## Aim of the exercise
Return every line from the listing where the word "void" occurs.

+---+

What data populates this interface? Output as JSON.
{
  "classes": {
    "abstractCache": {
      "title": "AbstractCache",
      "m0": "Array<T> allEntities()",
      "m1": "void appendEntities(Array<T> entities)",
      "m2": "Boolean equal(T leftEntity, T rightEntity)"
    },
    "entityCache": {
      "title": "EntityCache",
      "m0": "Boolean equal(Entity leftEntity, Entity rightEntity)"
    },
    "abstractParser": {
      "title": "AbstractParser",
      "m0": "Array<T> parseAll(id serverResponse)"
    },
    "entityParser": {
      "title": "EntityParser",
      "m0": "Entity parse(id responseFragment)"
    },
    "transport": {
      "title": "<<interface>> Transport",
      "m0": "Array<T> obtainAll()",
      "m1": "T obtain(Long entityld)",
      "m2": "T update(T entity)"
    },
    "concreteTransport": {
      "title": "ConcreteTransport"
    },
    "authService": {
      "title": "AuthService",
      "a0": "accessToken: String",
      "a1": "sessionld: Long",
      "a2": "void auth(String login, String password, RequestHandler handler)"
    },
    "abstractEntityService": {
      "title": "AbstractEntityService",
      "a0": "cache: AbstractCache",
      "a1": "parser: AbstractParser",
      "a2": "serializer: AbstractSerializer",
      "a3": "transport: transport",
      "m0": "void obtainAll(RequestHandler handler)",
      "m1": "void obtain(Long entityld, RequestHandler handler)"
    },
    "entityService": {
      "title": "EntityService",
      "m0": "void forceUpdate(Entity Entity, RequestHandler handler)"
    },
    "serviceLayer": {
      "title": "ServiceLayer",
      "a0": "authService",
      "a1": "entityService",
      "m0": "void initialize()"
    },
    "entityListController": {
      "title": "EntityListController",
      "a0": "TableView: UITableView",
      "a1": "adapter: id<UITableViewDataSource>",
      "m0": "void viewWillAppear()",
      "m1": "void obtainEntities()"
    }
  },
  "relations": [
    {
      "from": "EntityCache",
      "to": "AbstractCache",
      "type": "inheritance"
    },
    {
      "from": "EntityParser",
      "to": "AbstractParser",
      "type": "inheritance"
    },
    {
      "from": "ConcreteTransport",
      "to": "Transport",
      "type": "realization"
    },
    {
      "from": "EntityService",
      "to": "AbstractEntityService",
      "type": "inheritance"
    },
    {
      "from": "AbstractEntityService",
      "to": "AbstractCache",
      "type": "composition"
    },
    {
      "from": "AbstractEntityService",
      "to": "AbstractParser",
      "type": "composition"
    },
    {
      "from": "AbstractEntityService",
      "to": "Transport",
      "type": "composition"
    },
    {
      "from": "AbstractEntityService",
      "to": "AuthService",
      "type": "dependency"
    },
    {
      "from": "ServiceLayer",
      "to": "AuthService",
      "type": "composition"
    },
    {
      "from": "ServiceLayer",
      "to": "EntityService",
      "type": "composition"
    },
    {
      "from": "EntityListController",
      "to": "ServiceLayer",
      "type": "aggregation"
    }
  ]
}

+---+

## Expected answer
      "m1": "void appendEntities(Array<T> entities)",
      "a2": "void auth(String login, String password, RequestHandler handler)"
      "m0": "void obtainAll(RequestHandler handler)",
      "m1": "void obtain(Long entityld, RequestHandler handler)"
      "m0": "void forceUpdate(Entity Entity, RequestHandler handler)"
      "m0": "void initialize()"
      "m0": "void viewWillAppear()",
      "m1": "void obtainEntities()"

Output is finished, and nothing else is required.